**Your task:** In the entries that follow, find each line with the word "title" and copy it.

Data shown: Begin

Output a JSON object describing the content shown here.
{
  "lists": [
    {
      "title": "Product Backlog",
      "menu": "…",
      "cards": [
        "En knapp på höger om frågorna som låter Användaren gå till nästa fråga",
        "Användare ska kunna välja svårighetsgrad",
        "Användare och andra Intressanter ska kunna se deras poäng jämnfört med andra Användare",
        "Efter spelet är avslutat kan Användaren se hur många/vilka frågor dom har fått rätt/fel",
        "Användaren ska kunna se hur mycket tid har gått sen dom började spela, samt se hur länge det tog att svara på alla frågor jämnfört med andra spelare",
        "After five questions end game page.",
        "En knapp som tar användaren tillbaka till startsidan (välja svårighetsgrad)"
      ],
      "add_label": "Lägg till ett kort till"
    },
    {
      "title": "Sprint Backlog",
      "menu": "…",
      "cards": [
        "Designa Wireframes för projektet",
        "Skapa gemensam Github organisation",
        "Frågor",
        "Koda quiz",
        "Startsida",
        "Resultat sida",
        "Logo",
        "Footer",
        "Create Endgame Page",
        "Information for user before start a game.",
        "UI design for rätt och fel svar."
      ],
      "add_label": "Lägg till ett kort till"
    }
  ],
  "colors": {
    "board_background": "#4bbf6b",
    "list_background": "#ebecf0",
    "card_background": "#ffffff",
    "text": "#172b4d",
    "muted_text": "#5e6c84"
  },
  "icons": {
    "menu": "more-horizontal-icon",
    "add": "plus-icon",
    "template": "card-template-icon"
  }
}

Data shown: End
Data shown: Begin

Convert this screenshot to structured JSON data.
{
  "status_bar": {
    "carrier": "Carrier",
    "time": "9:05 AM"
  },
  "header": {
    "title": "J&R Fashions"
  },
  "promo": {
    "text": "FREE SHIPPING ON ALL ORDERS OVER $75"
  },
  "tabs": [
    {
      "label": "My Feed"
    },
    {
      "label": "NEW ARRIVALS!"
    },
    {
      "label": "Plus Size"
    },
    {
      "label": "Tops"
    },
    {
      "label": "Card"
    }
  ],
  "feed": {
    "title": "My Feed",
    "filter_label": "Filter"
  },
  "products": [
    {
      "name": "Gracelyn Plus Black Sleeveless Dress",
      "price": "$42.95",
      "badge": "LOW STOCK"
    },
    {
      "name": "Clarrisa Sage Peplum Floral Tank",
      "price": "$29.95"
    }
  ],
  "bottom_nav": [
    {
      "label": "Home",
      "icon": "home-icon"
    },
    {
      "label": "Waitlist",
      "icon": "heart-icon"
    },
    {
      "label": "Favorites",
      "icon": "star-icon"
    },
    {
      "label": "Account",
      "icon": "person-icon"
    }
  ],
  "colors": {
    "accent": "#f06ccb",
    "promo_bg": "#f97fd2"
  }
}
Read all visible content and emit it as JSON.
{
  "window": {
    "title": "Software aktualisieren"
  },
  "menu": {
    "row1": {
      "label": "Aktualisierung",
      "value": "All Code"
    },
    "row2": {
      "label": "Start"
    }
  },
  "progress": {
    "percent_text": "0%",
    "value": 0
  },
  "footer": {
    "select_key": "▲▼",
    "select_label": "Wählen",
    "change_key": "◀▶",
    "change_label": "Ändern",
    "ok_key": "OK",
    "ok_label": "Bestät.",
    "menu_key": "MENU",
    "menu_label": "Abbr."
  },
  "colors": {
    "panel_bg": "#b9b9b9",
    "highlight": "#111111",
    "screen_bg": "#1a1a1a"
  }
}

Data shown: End

**Solution for this problem:**
      "title": "Product Backlog",
      "title": "Sprint Backlog",
    "title": "J&R Fashions"
    "title": "My Feed",
    "title": "Software aktualisieren"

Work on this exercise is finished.